* [Exercise materials]
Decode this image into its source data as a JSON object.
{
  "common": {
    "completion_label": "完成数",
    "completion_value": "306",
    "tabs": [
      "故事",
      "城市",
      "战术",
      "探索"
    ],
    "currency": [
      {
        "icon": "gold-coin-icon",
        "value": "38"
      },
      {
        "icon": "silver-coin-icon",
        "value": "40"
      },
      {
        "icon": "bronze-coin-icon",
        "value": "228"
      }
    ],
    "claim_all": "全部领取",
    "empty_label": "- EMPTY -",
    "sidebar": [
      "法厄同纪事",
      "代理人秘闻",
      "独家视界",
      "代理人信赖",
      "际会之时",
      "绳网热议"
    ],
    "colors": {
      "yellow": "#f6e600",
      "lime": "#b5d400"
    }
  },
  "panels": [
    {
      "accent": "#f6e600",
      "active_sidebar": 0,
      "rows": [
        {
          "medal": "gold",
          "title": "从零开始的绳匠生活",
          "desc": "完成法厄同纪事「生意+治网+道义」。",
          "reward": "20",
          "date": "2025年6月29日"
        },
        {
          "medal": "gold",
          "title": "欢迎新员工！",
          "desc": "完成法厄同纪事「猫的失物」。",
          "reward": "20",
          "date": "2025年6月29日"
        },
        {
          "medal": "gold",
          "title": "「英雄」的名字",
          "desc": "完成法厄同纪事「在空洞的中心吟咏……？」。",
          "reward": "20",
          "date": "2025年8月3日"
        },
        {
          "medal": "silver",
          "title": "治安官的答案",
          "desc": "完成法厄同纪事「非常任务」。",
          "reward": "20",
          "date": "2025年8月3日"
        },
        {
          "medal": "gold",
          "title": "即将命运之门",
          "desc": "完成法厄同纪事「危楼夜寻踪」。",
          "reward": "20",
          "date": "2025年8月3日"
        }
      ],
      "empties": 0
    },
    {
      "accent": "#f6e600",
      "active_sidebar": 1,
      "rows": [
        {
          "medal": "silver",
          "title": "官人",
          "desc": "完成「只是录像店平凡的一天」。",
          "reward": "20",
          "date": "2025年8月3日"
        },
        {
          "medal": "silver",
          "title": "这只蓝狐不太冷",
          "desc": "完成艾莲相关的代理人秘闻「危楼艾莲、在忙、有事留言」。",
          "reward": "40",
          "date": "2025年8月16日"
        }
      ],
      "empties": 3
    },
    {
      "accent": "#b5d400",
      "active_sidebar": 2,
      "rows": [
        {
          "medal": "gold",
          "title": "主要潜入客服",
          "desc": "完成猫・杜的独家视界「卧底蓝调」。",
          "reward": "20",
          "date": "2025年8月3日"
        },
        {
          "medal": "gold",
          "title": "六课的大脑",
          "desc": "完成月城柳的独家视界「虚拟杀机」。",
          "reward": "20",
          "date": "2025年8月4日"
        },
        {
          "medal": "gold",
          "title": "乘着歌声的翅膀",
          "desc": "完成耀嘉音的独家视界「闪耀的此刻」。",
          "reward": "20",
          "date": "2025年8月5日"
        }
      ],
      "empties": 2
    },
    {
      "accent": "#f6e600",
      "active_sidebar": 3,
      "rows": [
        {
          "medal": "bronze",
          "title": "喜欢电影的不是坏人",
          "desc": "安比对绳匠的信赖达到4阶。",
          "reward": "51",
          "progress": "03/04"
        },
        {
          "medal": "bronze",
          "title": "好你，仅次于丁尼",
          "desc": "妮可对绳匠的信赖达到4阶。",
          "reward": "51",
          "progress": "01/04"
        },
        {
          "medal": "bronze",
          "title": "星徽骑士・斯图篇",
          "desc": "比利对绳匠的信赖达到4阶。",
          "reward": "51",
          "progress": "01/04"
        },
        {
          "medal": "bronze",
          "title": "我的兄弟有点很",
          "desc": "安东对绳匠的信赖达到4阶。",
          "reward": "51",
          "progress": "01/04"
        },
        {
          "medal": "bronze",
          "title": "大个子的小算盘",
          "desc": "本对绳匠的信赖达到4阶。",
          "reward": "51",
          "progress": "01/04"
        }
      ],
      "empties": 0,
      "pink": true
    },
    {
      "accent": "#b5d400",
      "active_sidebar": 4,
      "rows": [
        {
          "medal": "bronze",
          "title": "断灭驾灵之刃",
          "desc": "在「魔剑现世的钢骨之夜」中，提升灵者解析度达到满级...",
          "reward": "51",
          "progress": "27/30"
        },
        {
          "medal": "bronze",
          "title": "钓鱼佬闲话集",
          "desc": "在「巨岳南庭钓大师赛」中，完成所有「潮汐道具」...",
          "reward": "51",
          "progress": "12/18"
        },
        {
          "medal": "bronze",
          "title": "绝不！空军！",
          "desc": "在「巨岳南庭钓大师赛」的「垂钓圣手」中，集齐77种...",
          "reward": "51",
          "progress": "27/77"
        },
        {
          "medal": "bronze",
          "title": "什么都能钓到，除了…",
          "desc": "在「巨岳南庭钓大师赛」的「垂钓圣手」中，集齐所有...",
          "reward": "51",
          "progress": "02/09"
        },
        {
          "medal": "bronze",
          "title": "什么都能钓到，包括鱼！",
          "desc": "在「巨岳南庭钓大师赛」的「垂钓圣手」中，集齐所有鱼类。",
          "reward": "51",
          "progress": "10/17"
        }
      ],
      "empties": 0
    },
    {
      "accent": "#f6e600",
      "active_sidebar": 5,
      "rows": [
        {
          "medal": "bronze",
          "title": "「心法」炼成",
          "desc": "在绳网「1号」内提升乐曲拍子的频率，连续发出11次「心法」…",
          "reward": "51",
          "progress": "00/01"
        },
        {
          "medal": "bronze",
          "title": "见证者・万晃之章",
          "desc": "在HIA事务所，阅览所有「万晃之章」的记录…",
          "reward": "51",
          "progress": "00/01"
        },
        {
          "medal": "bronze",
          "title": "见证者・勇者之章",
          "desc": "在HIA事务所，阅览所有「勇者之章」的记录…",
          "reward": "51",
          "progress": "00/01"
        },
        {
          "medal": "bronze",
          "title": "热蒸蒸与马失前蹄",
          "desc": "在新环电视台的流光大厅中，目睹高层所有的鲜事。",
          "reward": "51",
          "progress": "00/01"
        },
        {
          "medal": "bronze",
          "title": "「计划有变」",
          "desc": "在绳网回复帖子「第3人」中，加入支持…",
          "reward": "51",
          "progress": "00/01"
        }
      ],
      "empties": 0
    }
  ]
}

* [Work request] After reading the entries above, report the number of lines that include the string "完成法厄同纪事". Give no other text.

* [Response area] 5